NASA Imaging Team Develops ‘Eye In Sky’ For Shuttle Chase Planes

Space Daily has a good story on the new imaging equipment developed for the WB-57 chase planes NASA uses to cover shuttle launches.

The jets will carry innovative, on-board video imaging systems, dubbed the WB-57 Ascent Video Experiment (WAVE).

The system will capture detailed images of how the Space Shuttle behaves, as it climbs toward orbit.

During the launch, the jets will keep pace with Discovery, flying at a distance of 15 to 20 miles.

The WAVE systems will track the Shuttle for approximately 150 seconds, from liftoff to separation of the Solid Rocket Boosters, the power systems that provide the main thrust to lift Discovery off the pad.


NASA video technicians built and tested the high-definition imaging system earlier this year.

They called in optics specialists from Marshall’s Space Optics Manufacturing Technology Center to design the camera lens and split the video feed, enabling it to simultaneously record the Shuttle in visible light and infrared.

MO previously covered some of the new ground cameras with 10,000mm lenses that will also be tracking the launch.

The WB-57 chase planes are converted B-57 Canberra bombers.
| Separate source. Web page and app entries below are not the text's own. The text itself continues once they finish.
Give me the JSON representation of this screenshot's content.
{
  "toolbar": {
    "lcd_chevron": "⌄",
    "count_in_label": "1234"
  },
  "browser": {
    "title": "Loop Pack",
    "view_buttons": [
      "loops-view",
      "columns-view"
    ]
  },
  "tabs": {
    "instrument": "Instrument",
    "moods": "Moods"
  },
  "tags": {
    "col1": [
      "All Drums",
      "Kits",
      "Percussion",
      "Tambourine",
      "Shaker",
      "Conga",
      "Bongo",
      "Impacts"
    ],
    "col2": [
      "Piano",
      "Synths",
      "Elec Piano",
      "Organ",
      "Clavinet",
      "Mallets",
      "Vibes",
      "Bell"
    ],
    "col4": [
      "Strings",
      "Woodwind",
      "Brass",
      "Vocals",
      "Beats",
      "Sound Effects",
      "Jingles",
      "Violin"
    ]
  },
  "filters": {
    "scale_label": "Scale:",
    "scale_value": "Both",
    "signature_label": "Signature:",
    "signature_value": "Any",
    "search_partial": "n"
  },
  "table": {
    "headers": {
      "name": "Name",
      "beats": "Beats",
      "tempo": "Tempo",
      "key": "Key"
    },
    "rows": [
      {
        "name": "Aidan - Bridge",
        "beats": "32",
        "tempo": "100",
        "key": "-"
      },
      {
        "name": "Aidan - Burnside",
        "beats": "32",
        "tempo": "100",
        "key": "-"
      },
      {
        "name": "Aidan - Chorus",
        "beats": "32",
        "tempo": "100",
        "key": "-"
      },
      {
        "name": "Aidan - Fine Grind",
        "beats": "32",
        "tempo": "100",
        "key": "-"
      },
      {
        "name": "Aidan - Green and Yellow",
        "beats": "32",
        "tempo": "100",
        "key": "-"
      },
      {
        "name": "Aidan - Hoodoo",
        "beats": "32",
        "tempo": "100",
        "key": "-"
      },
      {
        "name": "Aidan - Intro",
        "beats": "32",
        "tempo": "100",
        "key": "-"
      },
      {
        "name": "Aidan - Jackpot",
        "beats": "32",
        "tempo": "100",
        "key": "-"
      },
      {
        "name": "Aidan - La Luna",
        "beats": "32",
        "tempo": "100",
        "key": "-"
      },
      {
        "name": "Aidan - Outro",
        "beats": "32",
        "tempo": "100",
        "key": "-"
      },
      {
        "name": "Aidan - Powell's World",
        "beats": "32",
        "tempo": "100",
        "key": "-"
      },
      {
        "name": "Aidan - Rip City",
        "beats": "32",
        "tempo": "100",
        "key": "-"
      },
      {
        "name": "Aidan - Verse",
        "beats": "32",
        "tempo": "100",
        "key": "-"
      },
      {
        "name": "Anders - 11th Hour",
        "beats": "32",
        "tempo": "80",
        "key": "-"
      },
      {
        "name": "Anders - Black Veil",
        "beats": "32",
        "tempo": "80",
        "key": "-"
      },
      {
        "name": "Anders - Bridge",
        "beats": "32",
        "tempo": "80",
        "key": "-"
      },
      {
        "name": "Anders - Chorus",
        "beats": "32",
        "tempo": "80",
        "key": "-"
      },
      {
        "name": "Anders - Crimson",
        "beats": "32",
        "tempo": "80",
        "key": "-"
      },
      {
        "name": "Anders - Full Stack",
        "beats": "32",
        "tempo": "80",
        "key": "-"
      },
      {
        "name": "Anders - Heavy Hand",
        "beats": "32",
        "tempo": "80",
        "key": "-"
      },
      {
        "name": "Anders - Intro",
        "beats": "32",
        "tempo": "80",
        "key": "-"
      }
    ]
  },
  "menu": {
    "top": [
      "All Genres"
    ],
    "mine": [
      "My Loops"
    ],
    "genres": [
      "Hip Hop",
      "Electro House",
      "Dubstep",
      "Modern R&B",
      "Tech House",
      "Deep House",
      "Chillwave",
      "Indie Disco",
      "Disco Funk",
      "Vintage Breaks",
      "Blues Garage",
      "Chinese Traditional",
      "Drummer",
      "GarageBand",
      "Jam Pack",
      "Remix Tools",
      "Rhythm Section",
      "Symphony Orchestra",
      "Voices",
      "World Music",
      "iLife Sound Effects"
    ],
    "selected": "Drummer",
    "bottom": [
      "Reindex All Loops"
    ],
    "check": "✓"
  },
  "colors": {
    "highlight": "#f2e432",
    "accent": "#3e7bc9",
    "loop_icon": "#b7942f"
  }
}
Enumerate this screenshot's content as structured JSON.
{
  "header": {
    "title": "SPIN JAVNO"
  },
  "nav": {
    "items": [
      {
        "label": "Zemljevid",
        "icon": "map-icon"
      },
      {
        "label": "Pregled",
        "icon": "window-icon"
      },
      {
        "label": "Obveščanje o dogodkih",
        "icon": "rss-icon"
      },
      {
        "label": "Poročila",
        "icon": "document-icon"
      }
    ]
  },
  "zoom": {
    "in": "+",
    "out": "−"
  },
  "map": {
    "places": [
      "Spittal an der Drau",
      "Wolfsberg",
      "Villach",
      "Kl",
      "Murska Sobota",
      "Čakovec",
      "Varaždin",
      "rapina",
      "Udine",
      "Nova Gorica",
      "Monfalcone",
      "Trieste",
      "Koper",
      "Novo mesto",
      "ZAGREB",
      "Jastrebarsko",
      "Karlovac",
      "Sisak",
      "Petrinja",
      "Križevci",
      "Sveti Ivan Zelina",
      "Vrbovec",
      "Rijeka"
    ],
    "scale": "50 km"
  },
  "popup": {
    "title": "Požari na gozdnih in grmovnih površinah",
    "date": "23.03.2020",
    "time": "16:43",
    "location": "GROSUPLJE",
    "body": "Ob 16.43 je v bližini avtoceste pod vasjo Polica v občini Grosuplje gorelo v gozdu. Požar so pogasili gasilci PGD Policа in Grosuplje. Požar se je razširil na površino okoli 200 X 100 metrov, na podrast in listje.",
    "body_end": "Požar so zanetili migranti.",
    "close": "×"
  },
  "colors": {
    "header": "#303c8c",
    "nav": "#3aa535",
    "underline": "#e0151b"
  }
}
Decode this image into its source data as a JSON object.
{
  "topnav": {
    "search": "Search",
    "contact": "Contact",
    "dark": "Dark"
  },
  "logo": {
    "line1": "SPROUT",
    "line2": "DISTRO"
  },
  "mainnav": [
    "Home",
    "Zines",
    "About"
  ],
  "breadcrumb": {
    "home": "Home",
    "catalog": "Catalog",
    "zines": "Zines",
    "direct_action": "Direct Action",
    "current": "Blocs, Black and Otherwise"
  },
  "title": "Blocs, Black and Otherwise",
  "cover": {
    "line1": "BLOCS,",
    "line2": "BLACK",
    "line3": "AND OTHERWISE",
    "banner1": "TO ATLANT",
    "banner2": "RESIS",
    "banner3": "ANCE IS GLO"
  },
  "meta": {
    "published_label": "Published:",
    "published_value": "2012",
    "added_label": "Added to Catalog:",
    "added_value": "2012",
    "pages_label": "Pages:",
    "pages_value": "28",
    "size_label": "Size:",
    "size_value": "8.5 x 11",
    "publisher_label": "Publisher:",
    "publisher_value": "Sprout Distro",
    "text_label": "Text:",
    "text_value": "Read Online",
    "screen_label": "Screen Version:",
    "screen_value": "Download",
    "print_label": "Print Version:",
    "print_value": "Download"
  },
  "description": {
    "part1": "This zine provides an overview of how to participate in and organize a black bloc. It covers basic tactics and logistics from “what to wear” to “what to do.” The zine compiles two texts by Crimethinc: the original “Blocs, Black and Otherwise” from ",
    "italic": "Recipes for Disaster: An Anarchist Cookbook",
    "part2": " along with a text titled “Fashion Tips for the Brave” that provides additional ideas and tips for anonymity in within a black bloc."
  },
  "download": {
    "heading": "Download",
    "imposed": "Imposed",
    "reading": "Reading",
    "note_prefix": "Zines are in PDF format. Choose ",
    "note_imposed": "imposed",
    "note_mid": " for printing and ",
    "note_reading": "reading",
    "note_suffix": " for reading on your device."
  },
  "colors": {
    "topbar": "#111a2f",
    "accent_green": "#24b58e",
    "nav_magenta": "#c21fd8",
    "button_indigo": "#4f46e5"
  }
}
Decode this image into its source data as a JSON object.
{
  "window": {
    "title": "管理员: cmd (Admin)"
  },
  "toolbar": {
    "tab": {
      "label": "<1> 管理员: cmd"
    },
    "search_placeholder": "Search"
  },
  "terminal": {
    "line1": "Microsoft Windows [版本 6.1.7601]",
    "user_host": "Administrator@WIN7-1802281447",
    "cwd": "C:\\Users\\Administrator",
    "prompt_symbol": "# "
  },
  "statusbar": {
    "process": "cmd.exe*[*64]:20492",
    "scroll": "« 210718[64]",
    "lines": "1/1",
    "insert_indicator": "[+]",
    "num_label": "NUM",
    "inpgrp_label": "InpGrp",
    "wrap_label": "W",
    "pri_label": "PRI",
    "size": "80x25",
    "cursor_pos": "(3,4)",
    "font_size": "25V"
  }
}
The two flying for NASA are the last two operational B-57s in the world.


  1. Possibly a cheaper version of the COBRA BALL system already in deployment? The Cobra Ball was not used to track our shuttle, but it has a long service career of tracking soviet and possibly other rogue nation missile launches. I have not heard that this system has been retired yet and has indeed been upgraded over time, as new technology has appeared.

  2. Note that RB-57s were used for high-altitude recon, and WB-57s for high-altitude weather recon, before the U-2 came online. They can fly very high indeed, and handle well at 50,000 ft. Oldies, but Goodies.

  3. Indeed: ‘Oldies, but Goodies’! There was a time (Pre E.U.) when those Brits made some decent aircraft. The Canberra (B-57) is a distinguished, albeit somewhat unknown, U.S.A.F. Vietnam COMBAT vet as well!

  4. I never knew what sort of planes were used to track launches. I figured it must be some sexy fighter so that it could use its speed to keep up for a while. When I saw that they were WB-57s I did a double-take. Why on earth would we use those old things? Maybe NASA’s budget crunch? As I read more about them (I didn’t really know much about the B-57) it became clear that this ‘oldie but goodie’ is just right for the job.